The majority-governing Conservatives are planning to push three of their most controversial major bills through the Senate by Friday, fuelling speculation that Prime Minister Stephen Harper intends to prorogue Parliament this fall to set out an ambitious new agenda for the period leading up to the next federal election in the fall of 2015.
Everything you ever wanted to know about Bill C-38, but were afraid to ask.
After 156 roll call votes and 23-and-a-half hours of straight voting, opposition MPs say they made their point on budget bill.
Opposition's 1,000 amendments 'pure posturing,' says Finance Minister Jim Flaherty, before preparing for a marathon voting session in the House of Commons.
But when the Finance Committee’s report on Bill C-38 comes up for debate this week, the opposition parties won’t have a united front to kill the bill.

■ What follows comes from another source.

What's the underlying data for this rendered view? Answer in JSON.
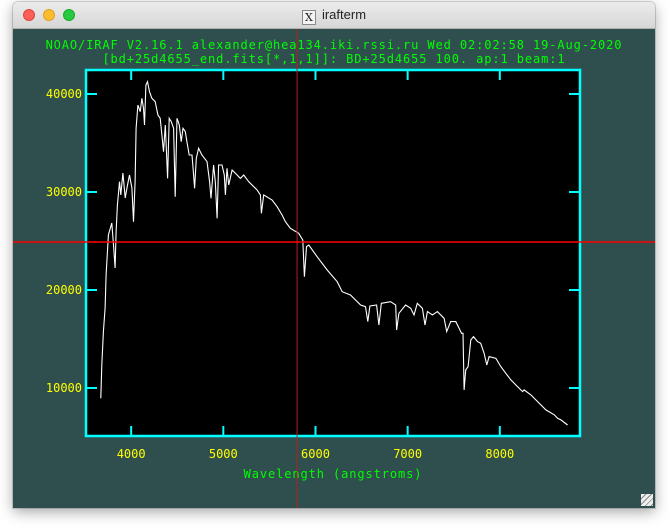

The government’s sweeping Budget Implementation Act will change 70 laws, but opposition MPs plan to fight it.
The government’s priorities will be to pass the Budget Implementation Bill, the Immigration and Refugee Reform Bill, the Pooled Registered Pension Plans Bill, the Canada-Jordan Free Trade Agreement, and the Canada-Panama Free Trade Agreement.
But opposition MPs say feds listened to business, not creative interests, and that if Senate doesn’t amend the bill, it could be open to court challenges.
The NDP flew solo last week in an effort to force the feds to split up the bill. NDP House Leader Nathan Cullen says his party has no obligation to consult other parties.
But Environment Minister Peter Kent says the government is moving beyond Kyoto Protocol.
Green Leader Elizabeth May argues the NEB has always had the capacity to overrule findings by any of the review panels it establishes for projects such as the Northern Gateway, but the Budget Implementation Bill will assure investors that regardless of what happens, the Harper government will have the power to override any decision.
But government says ‘responsible resource development is a cornerstone’ of the budget.